* Data entries
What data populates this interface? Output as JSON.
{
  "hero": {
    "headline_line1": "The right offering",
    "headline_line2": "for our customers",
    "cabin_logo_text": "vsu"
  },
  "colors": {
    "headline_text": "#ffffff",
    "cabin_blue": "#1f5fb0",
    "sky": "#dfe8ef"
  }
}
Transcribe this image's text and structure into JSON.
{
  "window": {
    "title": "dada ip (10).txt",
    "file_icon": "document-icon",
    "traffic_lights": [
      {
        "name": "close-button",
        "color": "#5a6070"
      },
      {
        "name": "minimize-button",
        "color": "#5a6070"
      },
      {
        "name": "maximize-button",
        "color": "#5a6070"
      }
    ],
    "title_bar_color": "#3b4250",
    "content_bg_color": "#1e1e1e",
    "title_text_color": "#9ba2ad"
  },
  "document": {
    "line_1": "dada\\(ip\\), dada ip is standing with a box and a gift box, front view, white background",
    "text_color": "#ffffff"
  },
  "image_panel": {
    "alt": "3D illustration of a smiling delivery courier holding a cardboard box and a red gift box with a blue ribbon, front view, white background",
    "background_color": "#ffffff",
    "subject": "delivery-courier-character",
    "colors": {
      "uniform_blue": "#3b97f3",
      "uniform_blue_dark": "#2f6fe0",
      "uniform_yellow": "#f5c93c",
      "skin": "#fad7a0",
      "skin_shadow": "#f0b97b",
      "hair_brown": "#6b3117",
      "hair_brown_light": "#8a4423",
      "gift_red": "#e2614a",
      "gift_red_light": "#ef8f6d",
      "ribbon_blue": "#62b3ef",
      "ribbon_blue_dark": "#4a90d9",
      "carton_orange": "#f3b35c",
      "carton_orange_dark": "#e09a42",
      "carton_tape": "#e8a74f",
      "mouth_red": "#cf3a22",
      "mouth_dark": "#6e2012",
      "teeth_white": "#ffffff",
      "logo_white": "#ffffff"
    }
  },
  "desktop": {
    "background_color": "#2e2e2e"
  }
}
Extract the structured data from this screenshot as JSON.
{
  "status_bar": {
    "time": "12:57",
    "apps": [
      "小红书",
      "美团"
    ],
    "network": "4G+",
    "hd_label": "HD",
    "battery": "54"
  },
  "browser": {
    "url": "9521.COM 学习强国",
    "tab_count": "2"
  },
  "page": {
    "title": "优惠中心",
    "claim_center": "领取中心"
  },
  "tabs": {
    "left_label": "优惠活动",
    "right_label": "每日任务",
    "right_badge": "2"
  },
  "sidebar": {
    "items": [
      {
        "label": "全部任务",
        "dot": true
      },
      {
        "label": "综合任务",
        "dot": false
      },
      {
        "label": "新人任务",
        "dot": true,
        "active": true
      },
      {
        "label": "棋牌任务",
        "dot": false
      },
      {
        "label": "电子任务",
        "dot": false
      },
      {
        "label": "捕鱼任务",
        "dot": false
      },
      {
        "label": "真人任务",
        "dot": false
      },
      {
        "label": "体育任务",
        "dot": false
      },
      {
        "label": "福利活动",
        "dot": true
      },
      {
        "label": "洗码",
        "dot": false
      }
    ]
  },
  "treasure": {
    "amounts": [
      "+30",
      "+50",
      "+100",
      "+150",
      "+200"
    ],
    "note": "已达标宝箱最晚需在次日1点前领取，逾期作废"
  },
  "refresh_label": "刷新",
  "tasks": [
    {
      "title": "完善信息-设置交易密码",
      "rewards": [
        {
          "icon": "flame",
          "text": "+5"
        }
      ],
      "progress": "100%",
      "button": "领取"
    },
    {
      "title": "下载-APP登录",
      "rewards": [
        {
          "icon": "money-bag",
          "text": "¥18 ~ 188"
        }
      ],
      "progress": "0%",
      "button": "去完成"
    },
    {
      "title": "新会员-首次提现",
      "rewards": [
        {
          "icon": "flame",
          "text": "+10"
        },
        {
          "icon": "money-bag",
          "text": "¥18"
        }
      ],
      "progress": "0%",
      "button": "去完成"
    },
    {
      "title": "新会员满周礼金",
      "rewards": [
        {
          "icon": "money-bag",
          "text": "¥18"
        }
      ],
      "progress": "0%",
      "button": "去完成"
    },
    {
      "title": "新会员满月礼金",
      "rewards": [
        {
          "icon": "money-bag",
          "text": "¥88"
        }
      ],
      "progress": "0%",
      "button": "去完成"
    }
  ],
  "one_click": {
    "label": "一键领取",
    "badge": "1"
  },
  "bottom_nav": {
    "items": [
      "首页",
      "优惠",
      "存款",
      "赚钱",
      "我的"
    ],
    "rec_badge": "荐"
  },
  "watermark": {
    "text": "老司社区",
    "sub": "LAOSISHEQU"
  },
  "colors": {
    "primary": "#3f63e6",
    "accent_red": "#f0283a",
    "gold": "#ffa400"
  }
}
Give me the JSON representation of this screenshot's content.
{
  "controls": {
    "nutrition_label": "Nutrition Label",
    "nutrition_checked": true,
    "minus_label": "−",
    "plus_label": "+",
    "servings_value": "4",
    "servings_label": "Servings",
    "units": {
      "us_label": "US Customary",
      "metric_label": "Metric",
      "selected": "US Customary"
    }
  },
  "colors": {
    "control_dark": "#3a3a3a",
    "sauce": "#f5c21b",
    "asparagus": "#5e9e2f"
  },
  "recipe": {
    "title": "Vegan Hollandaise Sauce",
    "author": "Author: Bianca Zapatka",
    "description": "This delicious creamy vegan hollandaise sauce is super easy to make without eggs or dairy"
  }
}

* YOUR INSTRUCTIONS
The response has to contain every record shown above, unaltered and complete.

* ANSWER
What data populates this interface? Output as JSON.
{
  "hero": {
    "headline_line1": "The right offering",
    "headline_line2": "for our customers",
    "cabin_logo_text": "vsu"
  },
  "colors": {
    "headline_text": "#ffffff",
    "cabin_blue": "#1f5fb0",
    "sky": "#dfe8ef"
  }
}
Transcribe this image's text and structure into JSON.
{
  "window": {
    "title": "dada ip (10).txt",
    "file_icon": "document-icon",
    "traffic_lights": [
      {
        "name": "close-button",
        "color": "#5a6070"
      },
      {
        "name": "minimize-button",
        "color": "#5a6070"
      },
      {
        "name": "maximize-button",
        "color": "#5a6070"
      }
    ],
    "title_bar_color": "#3b4250",
    "content_bg_color": "#1e1e1e",
    "title_text_color": "#9ba2ad"
  },
  "document": {
    "line_1": "dada\\(ip\\), dada ip is standing with a box and a gift box, front view, white background",
    "text_color": "#ffffff"
  },
  "image_panel": {
    "alt": "3D illustration of a smiling delivery courier holding a cardboard box and a red gift box with a blue ribbon, front view, white background",
    "background_color": "#ffffff",
    "subject": "delivery-courier-character",
    "colors": {
      "uniform_blue": "#3b97f3",
      "uniform_blue_dark": "#2f6fe0",
      "uniform_yellow": "#f5c93c",
      "skin": "#fad7a0",
      "skin_shadow": "#f0b97b",
      "hair_brown": "#6b3117",
      "hair_brown_light": "#8a4423",
      "gift_red": "#e2614a",
      "gift_red_light": "#ef8f6d",
      "ribbon_blue": "#62b3ef",
      "ribbon_blue_dark": "#4a90d9",
      "carton_orange": "#f3b35c",
      "carton_orange_dark": "#e09a42",
      "carton_tape": "#e8a74f",
      "mouth_red": "#cf3a22",
      "mouth_dark": "#6e2012",
      "teeth_white": "#ffffff",
      "logo_white": "#ffffff"
    }
  },
  "desktop": {
    "background_color": "#2e2e2e"
  }
}
Extract the structured data from this screenshot as JSON.
{
  "status_bar": {
    "time": "12:57",
    "apps": [
      "小红书",
      "美团"
    ],
    "network": "4G+",
    "hd_label": "HD",
    "battery": "54"
  },
  "browser": {
    "url": "9521.COM 学习强国",
    "tab_count": "2"
  },
  "page": {
    "title": "优惠中心",
    "claim_center": "领取中心"
  },
  "tabs": {
    "left_label": "优惠活动",
    "right_label": "每日任务",
    "right_badge": "2"
  },
  "sidebar": {
    "items": [
      {
        "label": "全部任务",
        "dot": true
      },
      {
        "label": "综合任务",
        "dot": false
      },
      {
        "label": "新人任务",
        "dot": true,
        "active": true
      },
      {
        "label": "棋牌任务",
        "dot": false
      },
      {
        "label": "电子任务",
        "dot": false
      },
      {
        "label": "捕鱼任务",
        "dot": false
      },
      {
        "label": "真人任务",
        "dot": false
      },
      {
        "label": "体育任务",
        "dot": false
      },
      {
        "label": "福利活动",
        "dot": true
      },
      {
        "label": "洗码",
        "dot": false
      }
    ]
  },
  "treasure": {
    "amounts": [
      "+30",
      "+50",
      "+100",
      "+150",
      "+200"
    ],
    "note": "已达标宝箱最晚需在次日1点前领取，逾期作废"
  },
  "refresh_label": "刷新",
  "tasks": [
    {
      "title": "完善信息-设置交易密码",
      "rewards": [
        {
          "icon": "flame",
          "text": "+5"
        }
      ],
      "progress": "100%",
      "button": "领取"
    },
    {
      "title": "下载-APP登录",
      "rewards": [
        {
          "icon": "money-bag",
          "text": "¥18 ~ 188"
        }
      ],
      "progress": "0%",
      "button": "去完成"
    },
    {
      "title": "新会员-首次提现",
      "rewards": [
        {
          "icon": "flame",
          "text": "+10"
        },
        {
          "icon": "money-bag",
          "text": "¥18"
        }
      ],
      "progress": "0%",
      "button": "去完成"
    },
    {
      "title": "新会员满周礼金",
      "rewards": [
        {
          "icon": "money-bag",
          "text": "¥18"
        }
      ],
      "progress": "0%",
      "button": "去完成"
    },
    {
      "title": "新会员满月礼金",
      "rewards": [
        {
          "icon": "money-bag",
          "text": "¥88"
        }
      ],
      "progress": "0%",
      "button": "去完成"
    }
  ],
  "one_click": {
    "label": "一键领取",
    "badge": "1"
  },
  "bottom_nav": {
    "items": [
      "首页",
      "优惠",
      "存款",
      "赚钱",
      "我的"
    ],
    "rec_badge": "荐"
  },
  "watermark": {
    "text": "老司社区",
    "sub": "LAOSISHEQU"
  },
  "colors": {
    "primary": "#3f63e6",
    "accent_red": "#f0283a",
    "gold": "#ffa400"
  }
}
Give me the JSON representation of this screenshot's content.
{
  "controls": {
    "nutrition_label": "Nutrition Label",
    "nutrition_checked": true,
    "minus_label": "−",
    "plus_label": "+",
    "servings_value": "4",
    "servings_label": "Servings",
    "units": {
      "us_label": "US Customary",
      "metric_label": "Metric",
      "selected": "US Customary"
    }
  },
  "colors": {
    "control_dark": "#3a3a3a",
    "sauce": "#f5c21b",
    "asparagus": "#5e9e2f"
  },
  "recipe": {
    "title": "Vegan Hollandaise Sauce",
    "author": "Author: Bianca Zapatka",
    "description": "This delicious creamy vegan hollandaise sauce is super easy to make without eggs or dairy"
  }
}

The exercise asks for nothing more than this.